» Supplied entries:
===

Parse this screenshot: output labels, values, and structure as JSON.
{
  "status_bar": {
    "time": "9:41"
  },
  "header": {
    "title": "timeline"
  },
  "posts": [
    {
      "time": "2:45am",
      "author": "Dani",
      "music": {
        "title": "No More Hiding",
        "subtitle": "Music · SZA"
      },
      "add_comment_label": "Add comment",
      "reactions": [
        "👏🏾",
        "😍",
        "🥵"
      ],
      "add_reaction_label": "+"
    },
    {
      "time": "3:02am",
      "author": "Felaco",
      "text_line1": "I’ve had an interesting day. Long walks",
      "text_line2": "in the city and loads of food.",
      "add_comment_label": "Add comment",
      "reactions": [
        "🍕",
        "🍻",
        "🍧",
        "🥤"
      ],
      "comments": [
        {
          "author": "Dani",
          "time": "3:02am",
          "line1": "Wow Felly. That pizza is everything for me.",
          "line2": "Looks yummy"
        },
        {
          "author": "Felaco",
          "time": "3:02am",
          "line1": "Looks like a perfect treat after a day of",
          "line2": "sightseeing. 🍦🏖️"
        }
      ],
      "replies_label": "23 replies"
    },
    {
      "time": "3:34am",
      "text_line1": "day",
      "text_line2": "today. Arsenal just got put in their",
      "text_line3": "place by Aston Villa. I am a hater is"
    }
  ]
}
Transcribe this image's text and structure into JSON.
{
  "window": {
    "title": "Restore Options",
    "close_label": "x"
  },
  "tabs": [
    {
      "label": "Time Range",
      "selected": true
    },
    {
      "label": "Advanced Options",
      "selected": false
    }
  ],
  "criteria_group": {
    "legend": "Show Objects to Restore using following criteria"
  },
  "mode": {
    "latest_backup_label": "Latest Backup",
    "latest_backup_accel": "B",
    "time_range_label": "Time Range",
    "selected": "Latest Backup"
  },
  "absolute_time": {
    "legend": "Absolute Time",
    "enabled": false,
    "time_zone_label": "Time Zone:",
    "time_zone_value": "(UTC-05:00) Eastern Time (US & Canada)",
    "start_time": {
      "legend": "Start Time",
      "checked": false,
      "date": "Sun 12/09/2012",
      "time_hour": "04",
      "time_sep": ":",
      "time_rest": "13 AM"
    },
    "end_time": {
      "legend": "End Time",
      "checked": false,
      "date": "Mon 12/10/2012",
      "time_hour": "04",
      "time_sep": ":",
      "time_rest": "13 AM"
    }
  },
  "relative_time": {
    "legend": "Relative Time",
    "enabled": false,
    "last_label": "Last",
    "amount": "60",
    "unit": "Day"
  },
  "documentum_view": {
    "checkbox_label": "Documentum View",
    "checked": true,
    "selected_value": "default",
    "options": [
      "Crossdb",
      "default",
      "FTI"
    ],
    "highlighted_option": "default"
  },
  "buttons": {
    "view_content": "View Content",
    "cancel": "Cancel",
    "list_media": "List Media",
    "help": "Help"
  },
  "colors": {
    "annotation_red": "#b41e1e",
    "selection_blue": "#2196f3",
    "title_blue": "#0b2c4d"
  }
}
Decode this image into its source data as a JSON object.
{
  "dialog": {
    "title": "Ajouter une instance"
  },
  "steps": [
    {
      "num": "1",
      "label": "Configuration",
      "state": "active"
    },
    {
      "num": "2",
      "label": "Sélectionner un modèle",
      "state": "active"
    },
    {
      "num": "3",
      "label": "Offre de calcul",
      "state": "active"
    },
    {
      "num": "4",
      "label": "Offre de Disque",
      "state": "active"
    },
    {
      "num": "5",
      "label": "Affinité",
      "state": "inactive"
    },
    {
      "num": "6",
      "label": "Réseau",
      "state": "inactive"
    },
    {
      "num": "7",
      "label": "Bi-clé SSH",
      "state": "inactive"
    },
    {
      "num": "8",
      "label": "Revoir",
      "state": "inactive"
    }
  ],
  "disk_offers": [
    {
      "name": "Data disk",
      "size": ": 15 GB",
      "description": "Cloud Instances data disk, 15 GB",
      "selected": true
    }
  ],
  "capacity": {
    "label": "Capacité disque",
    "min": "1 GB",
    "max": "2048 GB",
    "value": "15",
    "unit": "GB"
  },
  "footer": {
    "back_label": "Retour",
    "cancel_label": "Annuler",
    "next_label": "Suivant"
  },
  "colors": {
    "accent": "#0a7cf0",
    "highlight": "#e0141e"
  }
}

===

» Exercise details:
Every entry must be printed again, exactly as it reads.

» Expected answer:
Parse this screenshot: output labels, values, and structure as JSON.
{
  "status_bar": {
    "time": "9:41"
  },
  "header": {
    "title": "timeline"
  },
  "posts": [
    {
      "time": "2:45am",
      "author": "Dani",
      "music": {
        "title": "No More Hiding",
        "subtitle": "Music · SZA"
      },
      "add_comment_label": "Add comment",
      "reactions": [
        "👏🏾",
        "😍",
        "🥵"
      ],
      "add_reaction_label": "+"
    },
    {
      "time": "3:02am",
      "author": "Felaco",
      "text_line1": "I’ve had an interesting day. Long walks",
      "text_line2": "in the city and loads of food.",
      "add_comment_label": "Add comment",
      "reactions": [
        "🍕",
        "🍻",
        "🍧",
        "🥤"
      ],
      "comments": [
        {
          "author": "Dani",
          "time": "3:02am",
          "line1": "Wow Felly. That pizza is everything for me.",
          "line2": "Looks yummy"
        },
        {
          "author": "Felaco",
          "time": "3:02am",
          "line1": "Looks like a perfect treat after a day of",
          "line2": "sightseeing. 🍦🏖️"
        }
      ],
      "replies_label": "23 replies"
    },
    {
      "time": "3:34am",
      "text_line1": "day",
      "text_line2": "today. Arsenal just got put in their",
      "text_line3": "place by Aston Villa. I am a hater is"
    }
  ]
}
Transcribe this image's text and structure into JSON.
{
  "window": {
    "title": "Restore Options",
    "close_label": "x"
  },
  "tabs": [
    {
      "label": "Time Range",
      "selected": true
    },
    {
      "label": "Advanced Options",
      "selected": false
    }
  ],
  "criteria_group": {
    "legend": "Show Objects to Restore using following criteria"
  },
  "mode": {
    "latest_backup_label": "Latest Backup",
    "latest_backup_accel": "B",
    "time_range_label": "Time Range",
    "selected": "Latest Backup"
  },
  "absolute_time": {
    "legend": "Absolute Time",
    "enabled": false,
    "time_zone_label": "Time Zone:",
    "time_zone_value": "(UTC-05:00) Eastern Time (US & Canada)",
    "start_time": {
      "legend": "Start Time",
      "checked": false,
      "date": "Sun 12/09/2012",
      "time_hour": "04",
      "time_sep": ":",
      "time_rest": "13 AM"
    },
    "end_time": {
      "legend": "End Time",
      "checked": false,
      "date": "Mon 12/10/2012",
      "time_hour": "04",
      "time_sep": ":",
      "time_rest": "13 AM"
    }
  },
  "relative_time": {
    "legend": "Relative Time",
    "enabled": false,
    "last_label": "Last",
    "amount": "60",
    "unit": "Day"
  },
  "documentum_view": {
    "checkbox_label": "Documentum View",
    "checked": true,
    "selected_value": "default",
    "options": [
      "Crossdb",
      "default",
      "FTI"
    ],
    "highlighted_option": "default"
  },
  "buttons": {
    "view_content": "View Content",
    "cancel": "Cancel",
    "list_media": "List Media",
    "help": "Help"
  },
  "colors": {
    "annotation_red": "#b41e1e",
    "selection_blue": "#2196f3",
    "title_blue": "#0b2c4d"
  }
}
Decode this image into its source data as a JSON object.
{
  "dialog": {
    "title": "Ajouter une instance"
  },
  "steps": [
    {
      "num": "1",
      "label": "Configuration",
      "state": "active"
    },
    {
      "num": "2",
      "label": "Sélectionner un modèle",
      "state": "active"
    },
    {
      "num": "3",
      "label": "Offre de calcul",
      "state": "active"
    },
    {
      "num": "4",
      "label": "Offre de Disque",
      "state": "active"
    },
    {
      "num": "5",
      "label": "Affinité",
      "state": "inactive"
    },
    {
      "num": "6",
      "label": "Réseau",
      "state": "inactive"
    },
    {
      "num": "7",
      "label": "Bi-clé SSH",
      "state": "inactive"
    },
    {
      "num": "8",
      "label": "Revoir",
      "state": "inactive"
    }
  ],
  "disk_offers": [
    {
      "name": "Data disk",
      "size": ": 15 GB",
      "description": "Cloud Instances data disk, 15 GB",
      "selected": true
    }
  ],
  "capacity": {
    "label": "Capacité disque",
    "min": "1 GB",
    "max": "2048 GB",
    "value": "15",
    "unit": "GB"
  },
  "footer": {
    "back_label": "Retour",
    "cancel_label": "Annuler",
    "next_label": "Suivant"
  },
  "colors": {
    "accent": "#0a7cf0",
    "highlight": "#e0141e"
  }
}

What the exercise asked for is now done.